[Opening Dataset records section]

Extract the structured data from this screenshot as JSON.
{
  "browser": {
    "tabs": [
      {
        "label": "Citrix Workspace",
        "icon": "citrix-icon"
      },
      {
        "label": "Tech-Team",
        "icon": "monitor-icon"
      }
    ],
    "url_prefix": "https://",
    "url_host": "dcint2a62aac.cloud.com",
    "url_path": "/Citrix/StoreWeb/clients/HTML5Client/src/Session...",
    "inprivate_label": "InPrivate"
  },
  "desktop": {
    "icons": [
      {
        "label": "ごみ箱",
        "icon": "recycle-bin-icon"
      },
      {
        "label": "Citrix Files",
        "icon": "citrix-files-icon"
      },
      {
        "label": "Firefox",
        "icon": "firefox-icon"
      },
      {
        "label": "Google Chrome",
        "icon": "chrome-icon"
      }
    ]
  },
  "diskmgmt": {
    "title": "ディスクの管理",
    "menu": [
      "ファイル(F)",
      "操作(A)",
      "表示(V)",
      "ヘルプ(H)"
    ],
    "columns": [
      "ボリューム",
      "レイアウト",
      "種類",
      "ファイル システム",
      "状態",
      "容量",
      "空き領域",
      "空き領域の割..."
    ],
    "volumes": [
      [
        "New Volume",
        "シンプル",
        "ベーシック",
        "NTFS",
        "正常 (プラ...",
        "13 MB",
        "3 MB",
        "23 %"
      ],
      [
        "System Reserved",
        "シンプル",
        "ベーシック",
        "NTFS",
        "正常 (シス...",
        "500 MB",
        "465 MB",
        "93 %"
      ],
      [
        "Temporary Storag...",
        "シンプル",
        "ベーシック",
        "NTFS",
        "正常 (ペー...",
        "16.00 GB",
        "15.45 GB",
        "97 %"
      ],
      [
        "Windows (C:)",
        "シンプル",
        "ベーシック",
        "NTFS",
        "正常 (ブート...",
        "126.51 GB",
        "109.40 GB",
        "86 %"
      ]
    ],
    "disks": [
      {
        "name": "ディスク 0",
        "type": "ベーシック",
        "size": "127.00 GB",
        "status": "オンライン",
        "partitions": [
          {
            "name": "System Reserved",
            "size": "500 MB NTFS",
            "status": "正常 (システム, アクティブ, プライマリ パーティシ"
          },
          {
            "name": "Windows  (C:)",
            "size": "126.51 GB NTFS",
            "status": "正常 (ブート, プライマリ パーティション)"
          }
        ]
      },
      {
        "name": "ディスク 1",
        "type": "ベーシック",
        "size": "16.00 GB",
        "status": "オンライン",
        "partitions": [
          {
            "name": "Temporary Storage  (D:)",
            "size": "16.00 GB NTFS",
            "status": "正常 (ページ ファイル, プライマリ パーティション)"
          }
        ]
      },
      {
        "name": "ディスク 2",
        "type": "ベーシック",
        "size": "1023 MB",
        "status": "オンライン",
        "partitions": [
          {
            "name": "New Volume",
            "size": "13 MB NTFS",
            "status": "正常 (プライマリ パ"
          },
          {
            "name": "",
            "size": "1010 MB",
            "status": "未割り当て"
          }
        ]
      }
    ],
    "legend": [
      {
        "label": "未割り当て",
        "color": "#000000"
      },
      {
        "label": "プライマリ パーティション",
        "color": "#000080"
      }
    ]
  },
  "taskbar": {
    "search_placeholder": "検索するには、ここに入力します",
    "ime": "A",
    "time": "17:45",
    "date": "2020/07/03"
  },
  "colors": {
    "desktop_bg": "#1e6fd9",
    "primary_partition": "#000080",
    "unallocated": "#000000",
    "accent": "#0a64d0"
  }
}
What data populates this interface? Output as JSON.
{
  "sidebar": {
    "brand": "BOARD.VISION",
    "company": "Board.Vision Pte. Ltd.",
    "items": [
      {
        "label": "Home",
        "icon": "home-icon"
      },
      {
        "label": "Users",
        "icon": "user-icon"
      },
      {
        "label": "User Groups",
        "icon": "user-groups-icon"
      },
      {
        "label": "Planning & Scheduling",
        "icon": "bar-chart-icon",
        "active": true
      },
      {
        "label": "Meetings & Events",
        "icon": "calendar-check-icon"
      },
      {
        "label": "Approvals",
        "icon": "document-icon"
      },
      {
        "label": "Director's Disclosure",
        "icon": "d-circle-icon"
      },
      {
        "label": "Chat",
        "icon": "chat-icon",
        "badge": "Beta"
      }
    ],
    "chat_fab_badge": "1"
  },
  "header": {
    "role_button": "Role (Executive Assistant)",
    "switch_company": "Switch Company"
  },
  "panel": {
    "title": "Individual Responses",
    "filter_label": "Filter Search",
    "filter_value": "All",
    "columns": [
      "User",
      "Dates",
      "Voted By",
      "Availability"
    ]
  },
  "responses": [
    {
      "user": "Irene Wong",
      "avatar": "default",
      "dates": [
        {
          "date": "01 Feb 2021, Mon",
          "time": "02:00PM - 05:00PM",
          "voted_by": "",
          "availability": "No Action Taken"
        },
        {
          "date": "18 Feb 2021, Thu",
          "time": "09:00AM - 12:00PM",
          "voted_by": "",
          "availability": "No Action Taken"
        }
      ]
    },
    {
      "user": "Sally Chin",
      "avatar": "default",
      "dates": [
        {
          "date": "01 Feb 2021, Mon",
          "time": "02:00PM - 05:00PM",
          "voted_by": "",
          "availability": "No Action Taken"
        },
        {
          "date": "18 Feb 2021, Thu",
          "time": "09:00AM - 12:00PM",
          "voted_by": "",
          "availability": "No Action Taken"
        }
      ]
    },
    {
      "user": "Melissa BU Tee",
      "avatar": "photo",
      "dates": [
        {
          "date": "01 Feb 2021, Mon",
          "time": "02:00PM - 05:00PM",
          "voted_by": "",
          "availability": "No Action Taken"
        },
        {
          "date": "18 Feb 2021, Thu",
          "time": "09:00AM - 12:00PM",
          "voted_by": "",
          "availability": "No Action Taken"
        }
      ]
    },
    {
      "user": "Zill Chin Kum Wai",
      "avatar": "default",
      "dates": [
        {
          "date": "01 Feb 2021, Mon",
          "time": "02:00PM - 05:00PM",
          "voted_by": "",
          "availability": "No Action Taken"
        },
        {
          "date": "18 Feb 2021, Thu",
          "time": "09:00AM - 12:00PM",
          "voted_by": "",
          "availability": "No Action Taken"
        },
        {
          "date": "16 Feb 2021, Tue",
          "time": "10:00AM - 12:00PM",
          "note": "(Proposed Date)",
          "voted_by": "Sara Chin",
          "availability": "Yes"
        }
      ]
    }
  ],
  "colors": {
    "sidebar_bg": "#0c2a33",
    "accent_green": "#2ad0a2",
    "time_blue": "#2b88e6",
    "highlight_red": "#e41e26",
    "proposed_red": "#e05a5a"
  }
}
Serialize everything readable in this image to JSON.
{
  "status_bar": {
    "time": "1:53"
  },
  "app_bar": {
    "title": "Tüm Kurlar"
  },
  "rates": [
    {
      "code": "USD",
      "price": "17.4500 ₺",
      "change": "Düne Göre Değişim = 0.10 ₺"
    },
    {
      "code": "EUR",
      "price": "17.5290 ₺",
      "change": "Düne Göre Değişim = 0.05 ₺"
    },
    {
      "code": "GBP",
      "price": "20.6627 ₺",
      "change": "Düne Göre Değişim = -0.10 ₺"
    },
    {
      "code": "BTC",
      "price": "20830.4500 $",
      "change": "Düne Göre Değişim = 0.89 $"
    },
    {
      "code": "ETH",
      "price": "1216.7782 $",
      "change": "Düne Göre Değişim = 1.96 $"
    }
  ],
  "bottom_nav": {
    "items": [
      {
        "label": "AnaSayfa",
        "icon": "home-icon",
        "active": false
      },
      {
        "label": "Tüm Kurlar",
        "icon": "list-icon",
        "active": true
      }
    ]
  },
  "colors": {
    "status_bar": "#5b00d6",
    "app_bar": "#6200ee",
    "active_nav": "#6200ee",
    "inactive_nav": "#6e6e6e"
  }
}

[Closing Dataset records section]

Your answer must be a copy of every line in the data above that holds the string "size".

• [Response to the exercise]
        "size": "127.00 GB",
            "size": "500 MB NTFS",
            "size": "126.51 GB NTFS",
        "size": "16.00 GB",
            "size": "16.00 GB NTFS",
        "size": "1023 MB",
            "size": "13 MB NTFS",
            "size": "1010 MB",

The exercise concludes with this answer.